▶ **What you should do**:
From the first line to the last, write out the data below exactly.

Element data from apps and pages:
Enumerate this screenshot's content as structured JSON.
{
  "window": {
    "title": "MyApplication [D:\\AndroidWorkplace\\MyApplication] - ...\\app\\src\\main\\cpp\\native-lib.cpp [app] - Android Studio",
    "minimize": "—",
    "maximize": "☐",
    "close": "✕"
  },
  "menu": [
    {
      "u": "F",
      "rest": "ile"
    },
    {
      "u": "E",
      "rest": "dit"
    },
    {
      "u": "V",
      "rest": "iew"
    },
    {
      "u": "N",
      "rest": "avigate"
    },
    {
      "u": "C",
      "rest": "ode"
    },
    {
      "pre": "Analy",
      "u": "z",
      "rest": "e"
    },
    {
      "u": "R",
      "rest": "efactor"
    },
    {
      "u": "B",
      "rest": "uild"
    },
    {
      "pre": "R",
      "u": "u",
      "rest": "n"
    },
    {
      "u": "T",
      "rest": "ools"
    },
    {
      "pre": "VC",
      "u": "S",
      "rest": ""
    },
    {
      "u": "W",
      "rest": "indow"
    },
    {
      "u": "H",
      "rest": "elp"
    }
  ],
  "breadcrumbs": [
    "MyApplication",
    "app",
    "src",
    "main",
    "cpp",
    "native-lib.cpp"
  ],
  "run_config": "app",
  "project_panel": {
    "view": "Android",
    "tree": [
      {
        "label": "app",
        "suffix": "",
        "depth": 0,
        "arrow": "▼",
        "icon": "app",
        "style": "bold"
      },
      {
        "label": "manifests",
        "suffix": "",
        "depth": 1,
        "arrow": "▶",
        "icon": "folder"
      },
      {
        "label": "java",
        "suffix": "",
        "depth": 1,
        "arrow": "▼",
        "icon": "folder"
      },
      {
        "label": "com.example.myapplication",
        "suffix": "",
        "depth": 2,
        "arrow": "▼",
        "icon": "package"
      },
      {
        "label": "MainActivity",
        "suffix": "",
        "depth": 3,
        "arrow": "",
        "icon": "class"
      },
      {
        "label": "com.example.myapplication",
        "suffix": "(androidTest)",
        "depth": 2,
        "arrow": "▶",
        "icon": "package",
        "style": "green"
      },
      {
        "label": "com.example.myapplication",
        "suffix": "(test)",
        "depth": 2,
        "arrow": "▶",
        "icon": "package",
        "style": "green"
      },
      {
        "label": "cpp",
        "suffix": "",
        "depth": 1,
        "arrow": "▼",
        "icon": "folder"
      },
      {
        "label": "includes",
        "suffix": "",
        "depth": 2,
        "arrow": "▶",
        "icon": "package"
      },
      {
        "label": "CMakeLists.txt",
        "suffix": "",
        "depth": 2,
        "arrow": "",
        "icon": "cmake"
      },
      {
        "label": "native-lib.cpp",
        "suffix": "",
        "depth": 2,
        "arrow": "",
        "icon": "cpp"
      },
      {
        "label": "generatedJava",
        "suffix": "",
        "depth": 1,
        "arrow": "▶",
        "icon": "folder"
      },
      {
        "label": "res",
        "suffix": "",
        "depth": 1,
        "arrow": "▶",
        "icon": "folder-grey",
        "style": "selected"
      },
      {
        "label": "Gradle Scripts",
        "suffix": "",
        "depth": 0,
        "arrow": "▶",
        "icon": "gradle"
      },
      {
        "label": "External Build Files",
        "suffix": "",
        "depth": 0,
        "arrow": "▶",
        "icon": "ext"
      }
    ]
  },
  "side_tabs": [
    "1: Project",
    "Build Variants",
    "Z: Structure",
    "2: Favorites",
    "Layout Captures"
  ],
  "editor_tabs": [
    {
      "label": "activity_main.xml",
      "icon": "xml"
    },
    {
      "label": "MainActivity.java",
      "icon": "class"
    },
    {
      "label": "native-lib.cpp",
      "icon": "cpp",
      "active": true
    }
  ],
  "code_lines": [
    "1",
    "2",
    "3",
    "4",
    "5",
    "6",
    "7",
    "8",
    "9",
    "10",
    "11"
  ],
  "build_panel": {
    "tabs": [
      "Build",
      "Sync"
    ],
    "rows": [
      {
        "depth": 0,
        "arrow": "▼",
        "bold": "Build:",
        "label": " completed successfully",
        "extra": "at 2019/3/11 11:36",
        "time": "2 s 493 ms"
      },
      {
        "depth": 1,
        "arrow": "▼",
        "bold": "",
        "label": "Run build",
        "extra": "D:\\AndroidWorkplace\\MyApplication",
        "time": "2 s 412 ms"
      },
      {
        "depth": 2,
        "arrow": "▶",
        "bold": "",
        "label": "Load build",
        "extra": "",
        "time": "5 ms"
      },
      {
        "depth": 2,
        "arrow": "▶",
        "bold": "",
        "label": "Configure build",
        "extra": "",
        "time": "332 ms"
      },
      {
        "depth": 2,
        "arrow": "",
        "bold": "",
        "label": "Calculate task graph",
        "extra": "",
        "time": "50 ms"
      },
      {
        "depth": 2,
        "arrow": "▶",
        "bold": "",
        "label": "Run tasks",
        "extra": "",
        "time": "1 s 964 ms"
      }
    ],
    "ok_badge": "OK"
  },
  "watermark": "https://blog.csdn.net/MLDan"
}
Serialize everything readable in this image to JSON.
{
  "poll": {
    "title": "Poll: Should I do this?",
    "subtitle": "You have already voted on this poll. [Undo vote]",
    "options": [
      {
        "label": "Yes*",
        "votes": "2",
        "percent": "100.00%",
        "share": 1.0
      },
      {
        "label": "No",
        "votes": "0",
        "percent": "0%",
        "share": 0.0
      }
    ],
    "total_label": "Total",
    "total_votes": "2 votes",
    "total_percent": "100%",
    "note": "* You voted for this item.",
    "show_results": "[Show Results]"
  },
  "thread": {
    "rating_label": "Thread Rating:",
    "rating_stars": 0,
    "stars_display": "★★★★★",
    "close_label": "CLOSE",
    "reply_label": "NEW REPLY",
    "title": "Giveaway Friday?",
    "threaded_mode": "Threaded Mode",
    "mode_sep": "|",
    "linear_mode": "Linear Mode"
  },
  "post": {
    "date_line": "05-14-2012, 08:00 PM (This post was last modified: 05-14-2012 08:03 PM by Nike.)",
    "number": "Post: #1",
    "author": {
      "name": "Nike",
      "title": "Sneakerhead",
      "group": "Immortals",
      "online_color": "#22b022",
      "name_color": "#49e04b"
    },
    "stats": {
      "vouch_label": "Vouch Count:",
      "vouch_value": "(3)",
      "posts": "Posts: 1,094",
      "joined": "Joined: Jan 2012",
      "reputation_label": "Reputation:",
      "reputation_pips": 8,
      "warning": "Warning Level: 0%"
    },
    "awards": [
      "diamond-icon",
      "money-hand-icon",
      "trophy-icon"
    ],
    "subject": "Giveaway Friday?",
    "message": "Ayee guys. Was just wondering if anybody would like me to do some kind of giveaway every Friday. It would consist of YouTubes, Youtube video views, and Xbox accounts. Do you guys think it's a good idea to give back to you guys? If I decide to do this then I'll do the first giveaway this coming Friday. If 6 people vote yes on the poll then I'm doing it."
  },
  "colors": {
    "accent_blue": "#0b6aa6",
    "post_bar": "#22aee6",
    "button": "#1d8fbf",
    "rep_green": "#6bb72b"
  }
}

▶ **Expected answer**:
Enumerate this screenshot's content as structured JSON.
{
  "window": {
    "title": "MyApplication [D:\\AndroidWorkplace\\MyApplication] - ...\\app\\src\\main\\cpp\\native-lib.cpp [app] - Android Studio",
    "minimize": "—",
    "maximize": "☐",
    "close": "✕"
  },
  "menu": [
    {
      "u": "F",
      "rest": "ile"
    },
    {
      "u": "E",
      "rest": "dit"
    },
    {
      "u": "V",
      "rest": "iew"
    },
    {
      "u": "N",
      "rest": "avigate"
    },
    {
      "u": "C",
      "rest": "ode"
    },
    {
      "pre": "Analy",
      "u": "z",
      "rest": "e"
    },
    {
      "u": "R",
      "rest": "efactor"
    },
    {
      "u": "B",
      "rest": "uild"
    },
    {
      "pre": "R",
      "u": "u",
      "rest": "n"
    },
    {
      "u": "T",
      "rest": "ools"
    },
    {
      "pre": "VC",
      "u": "S",
      "rest": ""
    },
    {
      "u": "W",
      "rest": "indow"
    },
    {
      "u": "H",
      "rest": "elp"
    }
  ],
  "breadcrumbs": [
    "MyApplication",
    "app",
    "src",
    "main",
    "cpp",
    "native-lib.cpp"
  ],
  "run_config": "app",
  "project_panel": {
    "view": "Android",
    "tree": [
      {
        "label": "app",
        "suffix": "",
        "depth": 0,
        "arrow": "▼",
        "icon": "app",
        "style": "bold"
      },
      {
        "label": "manifests",
        "suffix": "",
        "depth": 1,
        "arrow": "▶",
        "icon": "folder"
      },
      {
        "label": "java",
        "suffix": "",
        "depth": 1,
        "arrow": "▼",
        "icon": "folder"
      },
      {
        "label": "com.example.myapplication",
        "suffix": "",
        "depth": 2,
        "arrow": "▼",
        "icon": "package"
      },
      {
        "label": "MainActivity",
        "suffix": "",
        "depth": 3,
        "arrow": "",
        "icon": "class"
      },
      {
        "label": "com.example.myapplication",
        "suffix": "(androidTest)",
        "depth": 2,
        "arrow": "▶",
        "icon": "package",
        "style": "green"
      },
      {
        "label": "com.example.myapplication",
        "suffix": "(test)",
        "depth": 2,
        "arrow": "▶",
        "icon": "package",
        "style": "green"
      },
      {
        "label": "cpp",
        "suffix": "",
        "depth": 1,
        "arrow": "▼",
        "icon": "folder"
      },
      {
        "label": "includes",
        "suffix": "",
        "depth": 2,
        "arrow": "▶",
        "icon": "package"
      },
      {
        "label": "CMakeLists.txt",
        "suffix": "",
        "depth": 2,
        "arrow": "",
        "icon": "cmake"
      },
      {
        "label": "native-lib.cpp",
        "suffix": "",
        "depth": 2,
        "arrow": "",
        "icon": "cpp"
      },
      {
        "label": "generatedJava",
        "suffix": "",
        "depth": 1,
        "arrow": "▶",
        "icon": "folder"
      },
      {
        "label": "res",
        "suffix": "",
        "depth": 1,
        "arrow": "▶",
        "icon": "folder-grey",
        "style": "selected"
      },
      {
        "label": "Gradle Scripts",
        "suffix": "",
        "depth": 0,
        "arrow": "▶",
        "icon": "gradle"
      },
      {
        "label": "External Build Files",
        "suffix": "",
        "depth": 0,
        "arrow": "▶",
        "icon": "ext"
      }
    ]
  },
  "side_tabs": [
    "1: Project",
    "Build Variants",
    "Z: Structure",
    "2: Favorites",
    "Layout Captures"
  ],
  "editor_tabs": [
    {
      "label": "activity_main.xml",
      "icon": "xml"
    },
    {
      "label": "MainActivity.java",
      "icon": "class"
    },
    {
      "label": "native-lib.cpp",
      "icon": "cpp",
      "active": true
    }
  ],
  "code_lines": [
    "1",
    "2",
    "3",
    "4",
    "5",
    "6",
    "7",
    "8",
    "9",
    "10",
    "11"
  ],
  "build_panel": {
    "tabs": [
      "Build",
      "Sync"
    ],
    "rows": [
      {
        "depth": 0,
        "arrow": "▼",
        "bold": "Build:",
        "label": " completed successfully",
        "extra": "at 2019/3/11 11:36",
        "time": "2 s 493 ms"
      },
      {
        "depth": 1,
        "arrow": "▼",
        "bold": "",
        "label": "Run build",
        "extra": "D:\\AndroidWorkplace\\MyApplication",
        "time": "2 s 412 ms"
      },
      {
        "depth": 2,
        "arrow": "▶",
        "bold": "",
        "label": "Load build",
        "extra": "",
        "time": "5 ms"
      },
      {
        "depth": 2,
        "arrow": "▶",
        "bold": "",
        "label": "Configure build",
        "extra": "",
        "time": "332 ms"
      },
      {
        "depth": 2,
        "arrow": "",
        "bold": "",
        "label": "Calculate task graph",
        "extra": "",
        "time": "50 ms"
      },
      {
        "depth": 2,
        "arrow": "▶",
        "bold": "",
        "label": "Run tasks",
        "extra": "",
        "time": "1 s 964 ms"
      }
    ],
    "ok_badge": "OK"
  },
  "watermark": "https://blog.csdn.net/MLDan"
}
Serialize everything readable in this image to JSON.
{
  "poll": {
    "title": "Poll: Should I do this?",
    "subtitle": "You have already voted on this poll. [Undo vote]",
    "options": [
      {
        "label": "Yes*",
        "votes": "2",
        "percent": "100.00%",
        "share": 1.0
      },
      {
        "label": "No",
        "votes": "0",
        "percent": "0%",
        "share": 0.0
      }
    ],
    "total_label": "Total",
    "total_votes": "2 votes",
    "total_percent": "100%",
    "note": "* You voted for this item.",
    "show_results": "[Show Results]"
  },
  "thread": {
    "rating_label": "Thread Rating:",
    "rating_stars": 0,
    "stars_display": "★★★★★",
    "close_label": "CLOSE",
    "reply_label": "NEW REPLY",
    "title": "Giveaway Friday?",
    "threaded_mode": "Threaded Mode",
    "mode_sep": "|",
    "linear_mode": "Linear Mode"
  },
  "post": {
    "date_line": "05-14-2012, 08:00 PM (This post was last modified: 05-14-2012 08:03 PM by Nike.)",
    "number": "Post: #1",
    "author": {
      "name": "Nike",
      "title": "Sneakerhead",
      "group": "Immortals",
      "online_color": "#22b022",
      "name_color": "#49e04b"
    },
    "stats": {
      "vouch_label": "Vouch Count:",
      "vouch_value": "(3)",
      "posts": "Posts: 1,094",
      "joined": "Joined: Jan 2012",
      "reputation_label": "Reputation:",
      "reputation_pips": 8,
      "warning": "Warning Level: 0%"
    },
    "awards": [
      "diamond-icon",
      "money-hand-icon",
      "trophy-icon"
    ],
    "subject": "Giveaway Friday?",
    "message": "Ayee guys. Was just wondering if anybody would like me to do some kind of giveaway every Friday. It would consist of YouTubes, Youtube video views, and Xbox accounts. Do you guys think it's a good idea to give back to you guys? If I decide to do this then I'll do the first giveaway this coming Friday. If 6 people vote yes on the poll then I'm doing it."
  },
  "colors": {
    "accent_blue": "#0b6aa6",
    "post_bar": "#22aee6",
    "button": "#1d8fbf",
    "rep_green": "#6bb72b"
  }
}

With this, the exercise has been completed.